Despite being one of the most preventable cancers, colorectal cancer is the 2nd leading cause of cancer deaths among men and women in the United States. In 2018 alone, there were an estimated 140,250 new cases of colorectal cancer and 50,630 deaths. While existing screening tests, such as fecal-based tests and colonoscopies, are extremely effective at finding colorectal cancer, they only work if they are used.
BeScreened™-CRC provides people the option for an easy, accurate & now convenient Blood Test for CRC Screening.Continue reading
Mayo Clinic and Arizona State University’s Walter Cronkite School of Journalism and Mass Communication are accepting applications for a fellowship program. As part of this program, journalists from across the country will receive intensive training to cover medicine.Continue reading
Licensing agreement puts DeepChek®-TB one step closer to clinical application Continue reading
The Gardasil vaccine advertisement flashes across the screen – you change the channel. Maybe you are a male and don’t think you are at risk of acquiring cancer from HPV, maybe you aren’t sexually active, or maybe you don’t have the resources to get the vaccine.
But research shows that in addition to causing cervical cancer in women, certain strains have been linked to head and neck cancers in men.

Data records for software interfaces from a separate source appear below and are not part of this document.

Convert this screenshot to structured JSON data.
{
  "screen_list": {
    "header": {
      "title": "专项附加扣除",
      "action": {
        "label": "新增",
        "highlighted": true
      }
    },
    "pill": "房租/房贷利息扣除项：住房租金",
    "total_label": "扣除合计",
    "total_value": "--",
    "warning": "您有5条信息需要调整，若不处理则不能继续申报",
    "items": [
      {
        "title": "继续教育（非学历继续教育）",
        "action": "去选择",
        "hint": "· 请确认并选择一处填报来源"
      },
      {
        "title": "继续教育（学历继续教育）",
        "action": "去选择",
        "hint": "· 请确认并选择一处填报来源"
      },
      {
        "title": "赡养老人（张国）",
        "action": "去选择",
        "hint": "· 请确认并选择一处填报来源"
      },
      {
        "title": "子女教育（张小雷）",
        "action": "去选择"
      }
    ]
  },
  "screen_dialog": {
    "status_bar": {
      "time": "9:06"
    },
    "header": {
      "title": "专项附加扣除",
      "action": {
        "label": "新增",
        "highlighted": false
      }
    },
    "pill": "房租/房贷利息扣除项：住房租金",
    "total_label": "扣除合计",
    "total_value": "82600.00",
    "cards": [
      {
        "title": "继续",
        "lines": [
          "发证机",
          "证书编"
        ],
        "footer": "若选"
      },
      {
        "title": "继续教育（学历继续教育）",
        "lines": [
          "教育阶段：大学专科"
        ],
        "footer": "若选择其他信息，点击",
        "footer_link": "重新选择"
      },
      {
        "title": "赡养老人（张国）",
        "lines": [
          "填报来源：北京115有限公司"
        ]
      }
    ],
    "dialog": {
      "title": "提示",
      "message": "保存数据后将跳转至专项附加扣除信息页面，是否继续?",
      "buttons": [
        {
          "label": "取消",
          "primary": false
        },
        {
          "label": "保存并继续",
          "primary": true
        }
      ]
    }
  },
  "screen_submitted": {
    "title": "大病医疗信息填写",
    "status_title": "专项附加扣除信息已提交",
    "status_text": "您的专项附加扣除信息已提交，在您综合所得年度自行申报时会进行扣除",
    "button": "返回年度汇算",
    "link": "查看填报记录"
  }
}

The Gardasil-9 vaccine protects against nine of the most cancer-associated strains of HPV, though there are over 100 strains of HPV with possible adverse effects.
In light of this, ASU is aggressively pursuing research aimed at understanding the underlying mechanisms behind the HPV infection and exploring preventative measures to stave off the virus.Continue reading
A $15 million gift from integrative medicine pioneer Dr. Andrew Weil will name the UA Center for Integrative Medicine, as well as establishing two endowed chairs and an endowed fund for the internationally recognized program.Continue reading
Forty percent of the UA College of Medicine – Tucson Class of 2019 will remain in Arizona to practice medicine and pursue their residency training. More than one-third of the class will pursue primary care — a physician specialty that is critically low in Arizona and the nation.
Of the graduating UA College of Medicine – Phoenix students, 50 percent will pursue primary care fields such as family medicine, internal medicine and pediatrics. Arizona’s physician shortage is one of the worst in the nation, with the state ranking 44th of 50 states in the number of primary care physicians. Twenty-four students will stay in Arizona for their entire residency. Overall, the students will continue their studies at programs in 25 states.
The All of Us Research Program launched a Speaker Series in partnership with the National Library of Medicine on Thursday, March 14, 2019. The inaugural talk was by National Institutes of Health Director Dr. Francis Collins. Dr. Collins discusses the importance of All of Us, how far the research program has come, provide a preview of the program’s future, and takes questions from viewer.